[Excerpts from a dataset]
※ ※ ※

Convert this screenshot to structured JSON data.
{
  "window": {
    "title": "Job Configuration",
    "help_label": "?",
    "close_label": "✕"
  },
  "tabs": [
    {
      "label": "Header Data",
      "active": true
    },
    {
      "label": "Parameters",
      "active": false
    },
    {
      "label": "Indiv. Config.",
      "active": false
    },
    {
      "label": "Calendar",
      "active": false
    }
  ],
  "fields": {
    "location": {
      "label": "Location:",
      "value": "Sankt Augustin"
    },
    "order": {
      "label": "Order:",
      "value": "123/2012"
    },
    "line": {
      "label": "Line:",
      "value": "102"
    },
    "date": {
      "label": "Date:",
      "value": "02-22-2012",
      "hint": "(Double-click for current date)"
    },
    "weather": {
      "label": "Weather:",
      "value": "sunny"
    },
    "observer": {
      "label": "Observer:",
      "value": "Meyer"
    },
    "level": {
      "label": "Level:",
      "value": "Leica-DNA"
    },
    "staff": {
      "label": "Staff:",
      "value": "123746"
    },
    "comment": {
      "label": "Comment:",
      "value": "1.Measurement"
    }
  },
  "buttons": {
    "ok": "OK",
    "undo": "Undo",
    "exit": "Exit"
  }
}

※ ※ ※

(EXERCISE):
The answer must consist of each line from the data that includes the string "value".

(OUTPUT):
      "value": "Sankt Augustin"
      "value": "123/2012"
      "value": "102"
      "value": "02-22-2012",
      "value": "sunny"
      "value": "Meyer"
      "value": "Leica-DNA"
      "value": "123746"
      "value": "1.Measurement"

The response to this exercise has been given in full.